Can you believe that there are only six Sundays left in all of 2016 and that is not including today. With that being said, there is only six more Sundays at the classics left and we have a good one for you today. The film that we chose for today features two actors that I respect immensely as Yul Brynner (The Ten Commandments) and Marlon Brando (A Streetcar Named Desire) star in the 1965 World War II film Morituri. Robert Crain (Brando) is a deserter of the Nazi party living peacefully in India being a pacifist. After a visit from a British intelligence agent, he is blackmailed into doing a mission for the allies during World War II. His mission is to disrupt a shipment of rubber that is leaving Japan, but he has to deal with a tough as nails Captain Mueller (Brynner) and the fact that this is a mission he might not come back from. The film also stars Janet Margolin (Ghostbusters II) as Esther, Martin Benrath (Stalingrad) as Kruse, Hans Christian Blech (Battle of The Bulge) as Donkeyman, Rainer Penkert (Claudia) as Milkereit, Trevor Howard (Superman) as Colonel Statter, Max Haufler (The Trial) as Branner, Wally Cox (Underdog) as Dr. Ambach, and the film was directed by Bernhard Wicki (Paris, Texas).

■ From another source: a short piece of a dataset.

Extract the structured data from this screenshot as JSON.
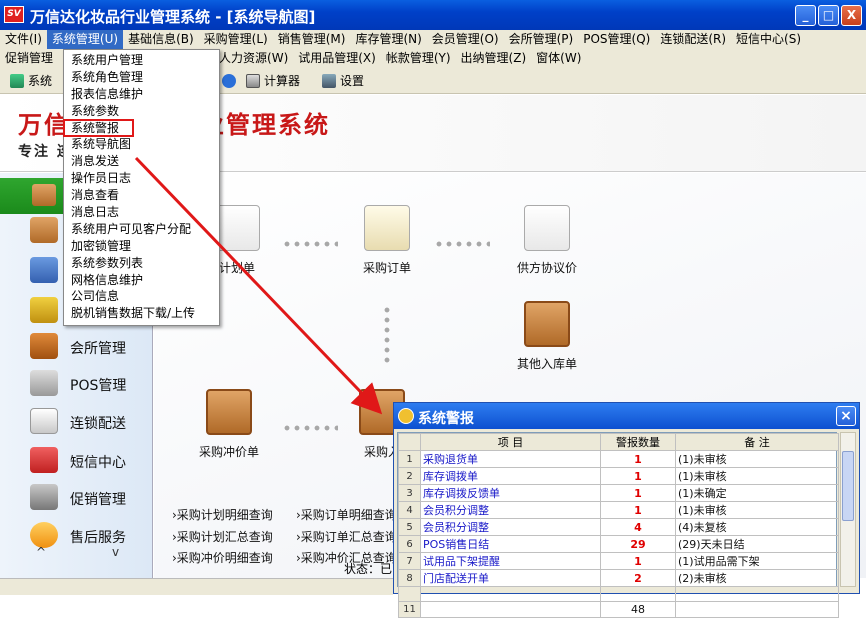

This was an excellent film especially if you are a fan of Brynner or Brando and if you are a fan of a great story. Marlon Brando is excellent as a guy who hates war and could care less about who wins, but now has to act like an SS pig. Then you have Yul Brynner, a man with a lot to lose himself which is his reputation, but he also isn’t too fond of an SS officers or the Nazi party. He is sort of a jaded naval captain who just wants to get the job done so he can leave. Then they throw all these other factors at you like political prisoners (like Donkeyman) who want to rise against the system and Esther, a Jewish girl who has so many personal scars along with her physical scars that it torments her. There is a lot to offer in this film to go along with the suspense of the espionage side of the film so if you’re a fan of characters then watch this film. The cinematography in the film is excellent as well as you follow all the tense moments of the film. One of my favorite scenes that really shows what Yul brought to the table in the film was the moment when he lost it in a drunken rage. It was such a powerful scene that gave us our final turning point in the script and story. The film is amazing, I loved it, and it’s available on Netflix right now as we speak. I am going to give the film an A- for a final grade.
There are only seven Sundays left this year after today if you can believe that and t has been quite some time since we last did Sunday At The Classics. So, I figured we better get to those classics and I chose one in the 1950 film Sunset Boulevard (the famous street in Hollywood). Joe Gillis (Damien: The Omen II‘s William Holden) is a struggling writer in Hollywood who is desperately in search of the solution to all of his problems when he stumbles upon a white elephant (what looks to be a big abandoned house) on Sunset Boulevard. What he discovers inside the house is a forgotten relic in former Silent film star Norma Desmond (Queen Kelly‘s Gloria Swanson). After agreeing to finish a script she had written, he soon discovers that he is stuck and that there is no way out as Norma still thinks that she is a wanted star, but she’s really just out of her mind. The film also stars Erich von Stroheim (Blind Husbands) as Max Von Mayerling, Nancy Olson (The Absent Minded Professor) as Betty Schaefer, Jack Webb (Pete Kelly’s Blues) as Artie Green, Cecil B. DeMille (The Ten Commandments) as himself, Buster Keaton (The General) as Himself, and the film was directed by Billy Wilder (Some Like It Hot).
William Holden does an amazing job in the film handling double duty as he stars and narrates the whole film. I loved how the film starts at the end and he goes back in time to tell you his tragic tale of how he got there. The film is a real tragic tale of how desperate people in Hollywood can get when the chips are down. All he wanted was a place to store his car until he could figure out how to pay the bank. He agrees to finish the script for this actress and he gets stuck in it as she obsesses over him. She is just so out of touch with reality that it’s a crime itself, but with a woman with so much money to lose, what are the people closest to her supposed to do? Gloria Swanson is also an amazing actress who does a terrific job in the film and even delivered the most famous line ever, “Mr. DeMille, I’m ready for my closeup.” It was cool to see actual old silent film stars like Buster Keaton, Hedda Hopper, Anna Q. Nilsson, and H. B. Warner because it was like old Hollywood vs new Hollywood. The story is very solid for this film and a strong point in my opinion. The acting is also amazing and is what made this a great film to begin with. There is always going to be the argument of B&W vs Color film, but B&W makes the film look timeless and it enriches the shadows and the light of the picture. Make your own choice, but I love B&W. The film is available on Netflix right now as we speak and I am going to give the film an A- for a final grade.